A recent case has highlighted the need for careful drafting when dealing with the sale of multiple plots at different times.
In this case, Mr and Mrs Jones (“the Jones”) agreed to dispose of two separate plots to a developer (“Developer”) in two stages – the first plot by way of an unconditional contract and the second plot as a conditional contract.
As part of the terms negotiated, it was agreed:
(i) the land being retained by the Jones would be burdened by a restrictive covenant such that no activity could take place on that land which could cause nuisance or annoyance or otherwise materially affect the use and enjoyment of the land being sold to the Developer for residential purposes (“the Jones Restrictive Covenants”); and

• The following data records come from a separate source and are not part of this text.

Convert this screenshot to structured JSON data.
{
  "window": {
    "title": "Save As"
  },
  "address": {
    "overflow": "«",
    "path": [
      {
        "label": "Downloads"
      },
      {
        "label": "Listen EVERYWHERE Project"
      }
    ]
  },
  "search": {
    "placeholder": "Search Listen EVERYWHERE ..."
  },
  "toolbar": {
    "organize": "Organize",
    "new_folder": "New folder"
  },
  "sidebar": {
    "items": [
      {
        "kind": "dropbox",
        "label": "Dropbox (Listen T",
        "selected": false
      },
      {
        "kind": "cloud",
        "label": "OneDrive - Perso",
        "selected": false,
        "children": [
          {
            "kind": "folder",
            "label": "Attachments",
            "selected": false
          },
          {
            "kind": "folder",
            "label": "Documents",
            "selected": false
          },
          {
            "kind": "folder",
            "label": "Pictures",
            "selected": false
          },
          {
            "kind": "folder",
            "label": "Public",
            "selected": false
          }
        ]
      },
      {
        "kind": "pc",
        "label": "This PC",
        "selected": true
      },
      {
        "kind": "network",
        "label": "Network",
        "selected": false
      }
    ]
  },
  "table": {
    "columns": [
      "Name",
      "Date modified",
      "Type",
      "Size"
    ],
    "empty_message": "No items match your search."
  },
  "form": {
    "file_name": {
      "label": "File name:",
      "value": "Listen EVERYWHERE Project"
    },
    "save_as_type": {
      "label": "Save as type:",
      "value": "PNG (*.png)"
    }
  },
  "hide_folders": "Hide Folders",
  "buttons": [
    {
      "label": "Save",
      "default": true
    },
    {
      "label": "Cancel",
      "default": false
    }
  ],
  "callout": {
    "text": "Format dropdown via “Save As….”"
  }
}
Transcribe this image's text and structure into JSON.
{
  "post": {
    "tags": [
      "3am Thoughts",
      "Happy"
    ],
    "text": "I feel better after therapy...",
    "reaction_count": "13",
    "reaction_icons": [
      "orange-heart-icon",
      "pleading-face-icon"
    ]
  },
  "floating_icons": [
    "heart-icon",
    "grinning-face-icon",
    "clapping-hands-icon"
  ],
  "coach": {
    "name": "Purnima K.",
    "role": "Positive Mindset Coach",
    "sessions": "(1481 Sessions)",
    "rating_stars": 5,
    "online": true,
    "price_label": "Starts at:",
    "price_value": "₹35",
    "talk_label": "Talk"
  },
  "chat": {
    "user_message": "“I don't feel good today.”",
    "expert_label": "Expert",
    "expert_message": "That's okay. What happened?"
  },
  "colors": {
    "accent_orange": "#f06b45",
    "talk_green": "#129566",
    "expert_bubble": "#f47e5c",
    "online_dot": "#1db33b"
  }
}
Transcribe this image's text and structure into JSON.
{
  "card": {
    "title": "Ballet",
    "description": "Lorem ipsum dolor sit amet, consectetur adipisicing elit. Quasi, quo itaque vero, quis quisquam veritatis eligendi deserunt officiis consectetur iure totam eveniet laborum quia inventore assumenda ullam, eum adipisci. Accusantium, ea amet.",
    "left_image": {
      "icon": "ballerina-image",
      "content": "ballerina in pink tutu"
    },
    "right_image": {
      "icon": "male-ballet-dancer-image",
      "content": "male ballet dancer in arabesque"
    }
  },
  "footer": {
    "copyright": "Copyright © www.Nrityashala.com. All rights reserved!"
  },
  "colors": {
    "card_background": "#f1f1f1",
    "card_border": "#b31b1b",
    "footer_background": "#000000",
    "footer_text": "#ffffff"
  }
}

(ii) the land being sold to the Developer could not be used for any purpose other than residential
The unconditional contact completed in 2002 and the conditional contract completed in 2003.
The contract for the 2003 disposal contained a condition by virtue of which if following completion of the sale, a barn that was situate on that plot was demolished, then a strip of land which comprised of 4metres in width and which lay between the land retained by the Jones and the land transferred to the Developer (“the Strip”), would be transferred back to the Jones.
The Developer built a residential home on the land it had acquired and sold all of the land to Mr and Mrs Oven (“the Ovens”).
As during this process, the barn had been demolished by the Developer, in accordance with the terms agreed, the Ovens sought to transfer the Strip back to the Jones however they sought to impose the Jones Restrictive Covenants in the transfer documentation which the Jones refused to accept.
The Jones in the meantime had commenced retaining pigs on their land and on one occasion allowed their pigs onto the Strip.
The Ovens objected to this use on the basis that it was attracting flies, smell and noise and sought to contend that the Strip ought to be caught by the Jones Restrictive Covenants.
If this is correct then no agricultural activities could be carried out on the land owned by the Jones which may be objected to by a residential occupant and the Jones would have to stop retaining pigs on all of their land. As the Strip lay immediately adjacent to the home of the Ovens, they contended the Strip out to also be subject to the Jones Restrictive Covenants.
The Jones however argued that the Strip could not be burdened by the Jones Restrictive Covenants because by operation of law, when benefitting and burdened land is vested in one person, then any restrictive covenants imposed on the burdened land will be extinguished.
Applying this principle, the Jones argued that the Strip and the land which had the benefit of the Jones Restrictive Covenants had both vested in the Developer on completion of the 2003 transfer and as such the Jones Restrictive Covenants (insofar as they applied to the Strip) had in fact been extinguished. Neither party argued this point.
There also had been no provision made in the drafting of the documents by virtue of which the parties could seek to re-impose the Jones Restrictive covenants in the event of the retransfer of the Strip.
When the matter went to Court, the Courts however were willing to aid the Ovens and uphold the intention of the parties at the time of the original deal.
As such they concluded that the definition of “retained” land in the 2003 transfer should be construed to include land that might later be transferred back to the Jones which would then capture the Strip and make it subject to the Jones Restrictive Covenants.
The Courts took the view that if this was incorrect then a term should have been expressly provided in the transfer documentation that the Strip once transferred back to the Jones, ought not to be subject to the same restrictive covenants.
It also took the view that the intention of the parties was clearly to protect the land being sold to the Developer and if the Restrictive Covenants are not imposed on the Strip then the land which is closest to the land that had been sold and therefore needing the most protection, would actually not receive this benefit which would clearly defeat the intention of the parties and would be an absurd situation to arise.
This case is interesting for many reasons including that in rare circumstances, the Court is wiling to step in and construe matters beyond what is expressly agreed in the documentation.
Importantly it also highlights the need to ensure that there is careful consideration in drafting documentation when parties enter into agreements.
For further information on this or other development matters, please contact Bela Zavery
on 0207 400 5032